• [Task description]
Within the records that follow, find every line containing the string "ietf". Copy those lines.

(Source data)
*****

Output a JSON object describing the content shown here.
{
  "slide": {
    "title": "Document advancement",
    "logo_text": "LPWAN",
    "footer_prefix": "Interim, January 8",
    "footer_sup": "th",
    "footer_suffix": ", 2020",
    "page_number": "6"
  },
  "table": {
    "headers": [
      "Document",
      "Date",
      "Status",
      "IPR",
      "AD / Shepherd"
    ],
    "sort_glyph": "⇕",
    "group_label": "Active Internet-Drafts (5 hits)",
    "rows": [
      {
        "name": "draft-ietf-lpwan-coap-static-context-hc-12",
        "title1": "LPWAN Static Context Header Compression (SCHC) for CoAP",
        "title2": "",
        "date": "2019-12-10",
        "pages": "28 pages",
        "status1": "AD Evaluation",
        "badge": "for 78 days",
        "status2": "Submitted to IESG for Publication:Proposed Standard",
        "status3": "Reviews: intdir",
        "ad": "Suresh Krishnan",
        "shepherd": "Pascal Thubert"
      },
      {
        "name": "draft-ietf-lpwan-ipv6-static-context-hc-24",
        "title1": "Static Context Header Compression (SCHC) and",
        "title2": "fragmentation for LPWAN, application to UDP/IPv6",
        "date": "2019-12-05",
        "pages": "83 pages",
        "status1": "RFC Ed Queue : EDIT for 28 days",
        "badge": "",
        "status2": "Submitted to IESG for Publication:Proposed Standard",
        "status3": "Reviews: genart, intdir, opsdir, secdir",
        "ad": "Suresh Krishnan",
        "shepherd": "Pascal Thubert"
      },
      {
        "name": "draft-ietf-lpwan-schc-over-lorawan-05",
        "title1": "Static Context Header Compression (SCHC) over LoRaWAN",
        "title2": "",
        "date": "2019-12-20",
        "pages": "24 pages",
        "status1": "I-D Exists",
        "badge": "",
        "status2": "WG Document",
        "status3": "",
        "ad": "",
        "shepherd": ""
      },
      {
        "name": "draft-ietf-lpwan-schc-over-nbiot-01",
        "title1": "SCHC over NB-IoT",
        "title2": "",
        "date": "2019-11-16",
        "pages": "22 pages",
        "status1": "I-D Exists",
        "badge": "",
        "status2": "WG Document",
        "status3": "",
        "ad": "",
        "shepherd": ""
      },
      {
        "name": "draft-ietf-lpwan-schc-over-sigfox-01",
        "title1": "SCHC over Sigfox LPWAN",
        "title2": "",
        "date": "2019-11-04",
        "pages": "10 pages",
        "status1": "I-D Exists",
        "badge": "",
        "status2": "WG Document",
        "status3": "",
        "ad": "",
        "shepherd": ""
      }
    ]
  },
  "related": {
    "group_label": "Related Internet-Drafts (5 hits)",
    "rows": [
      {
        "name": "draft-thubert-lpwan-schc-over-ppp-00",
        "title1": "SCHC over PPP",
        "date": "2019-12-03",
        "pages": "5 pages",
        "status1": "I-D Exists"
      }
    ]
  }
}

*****

• [Answer for the task]
        "name": "draft-ietf-lpwan-coap-static-context-hc-12",
        "name": "draft-ietf-lpwan-ipv6-static-context-hc-24",
        "name": "draft-ietf-lpwan-schc-over-lorawan-05",
        "name": "draft-ietf-lpwan-schc-over-nbiot-01",
        "name": "draft-ietf-lpwan-schc-over-sigfox-01",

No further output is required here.